The games device, that was officially exposed at this year’s E3 Trade event in Los Angeles, California, has been hotly anticipated.
Although many of the console’s features and upgrades were announced in February, Sony had kept potential consumers guessing on some essential information, including the general design of the Playstation 4.
Andrew House, President and Group CEO of Sony Computer Entertainment, said the Playstation 4 represents, in some ways, a totally new Playstation.
Perhaps the reports that has many people talking may be the announcement the PS4 will critically undercut its nearest rival, Microsoft’s Xbox One, on cost. Mr. House announced the Playstation 4 would be sold at US $399 (£349) upon release, whilst, at the same exhibition, Microsoft had earlier revealed how the Xbox One would be US $499 (£429).

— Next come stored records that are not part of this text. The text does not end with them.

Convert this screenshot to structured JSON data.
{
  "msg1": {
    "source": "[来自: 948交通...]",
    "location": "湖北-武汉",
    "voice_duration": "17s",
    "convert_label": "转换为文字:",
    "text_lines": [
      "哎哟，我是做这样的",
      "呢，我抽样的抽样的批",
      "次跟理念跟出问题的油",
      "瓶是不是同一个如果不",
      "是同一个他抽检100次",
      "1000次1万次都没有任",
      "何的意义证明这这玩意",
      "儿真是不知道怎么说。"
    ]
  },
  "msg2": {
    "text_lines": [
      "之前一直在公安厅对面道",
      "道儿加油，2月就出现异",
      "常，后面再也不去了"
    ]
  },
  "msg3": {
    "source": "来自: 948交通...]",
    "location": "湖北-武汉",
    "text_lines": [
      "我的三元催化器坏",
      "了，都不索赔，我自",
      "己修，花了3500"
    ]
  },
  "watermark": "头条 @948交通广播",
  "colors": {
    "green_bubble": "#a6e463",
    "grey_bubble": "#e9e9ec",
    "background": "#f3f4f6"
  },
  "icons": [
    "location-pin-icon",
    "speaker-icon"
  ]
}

One more important announcement came when it was revealed that Sony would not be introducing any limitations on second hand games. In truth, the Playstation 4 won’t even require players to regularly validate their consoles via the Net to be able to continue play.

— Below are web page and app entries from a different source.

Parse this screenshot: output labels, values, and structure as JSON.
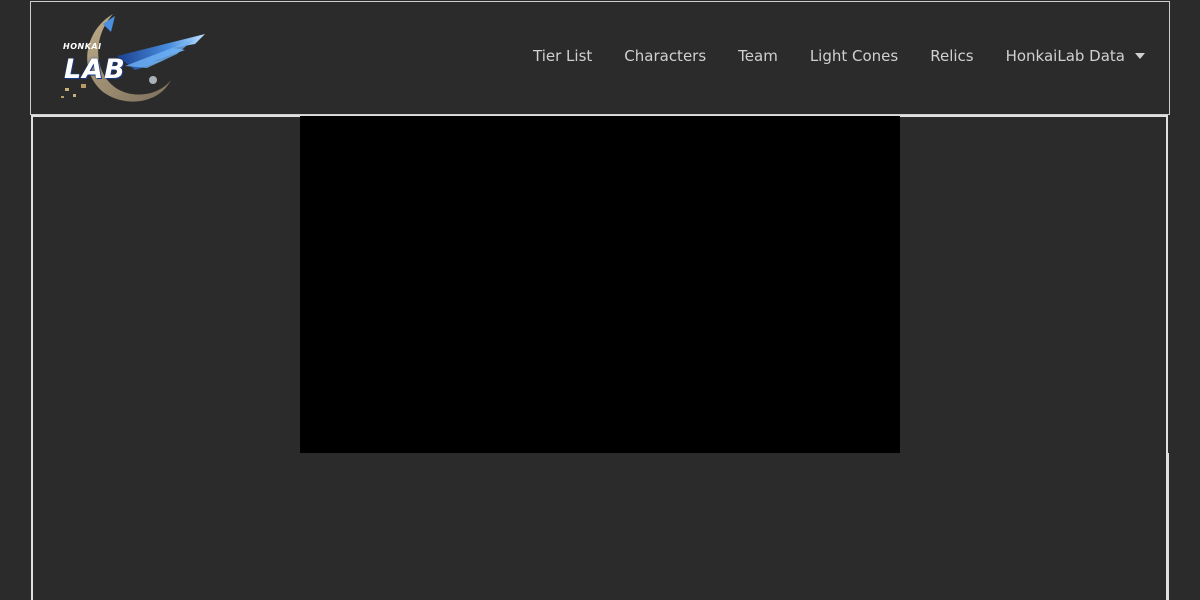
{
  "logo": {
    "sub": "HONKAI",
    "word": "LAB"
  },
  "nav": {
    "items": [
      {
        "label": "Tier List"
      },
      {
        "label": "Characters"
      },
      {
        "label": "Team"
      },
      {
        "label": "Light Cones"
      },
      {
        "label": "Relics"
      }
    ],
    "dropdown": {
      "label": "HonkaiLab Data",
      "icon": "caret-down-icon"
    }
  },
  "colors": {
    "background": "#2b2b2b",
    "nav_text": "#d0d0d0",
    "border": "#e0e0e0",
    "video": "#000000"
  }
}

Conversely, Microsoft has added more limitations regarding who a player can buy second-hand titles from. The company has even gone as far as to require Xbox One gamers to connect to the net once every day in order to use their console.

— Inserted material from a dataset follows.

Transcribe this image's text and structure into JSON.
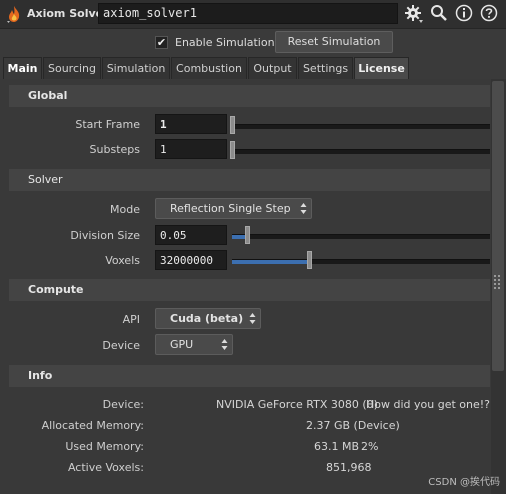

In response to Sony, there is approximately one hundred forty Playstation 4 video games currently in progress, with one hundred roughly expected to go for sale within the Playstation 4′s 1st year of issue. Industry insiders have speculated that Sony are trying to reach out to indie developers, mainly those that feel stifled by Microsoft.
Drawing a huge cheer from the spectators, Jack Tretton, boss of SEA stated, “PS4 won’t impose any new limitations for your use of Playstation 4 game discs,”
BBC correspondent Dave Lee reported that, “If console battles were decided by the frequency and volume of whoops and cheers from highly strung gaming fanatics, then Sony has won it hands down”.
Sony’s announcement is seen by some like a calculated strike against Microsoft, with IGN.com’s UK Editor-in-Chief Alex Simmons recounting it as a extremely public slap across Microsoft’s face.
Sony declined to offer a release date for the new machine, but tenaciously hinted the Playstation 4 ought to arrive around Christmas time.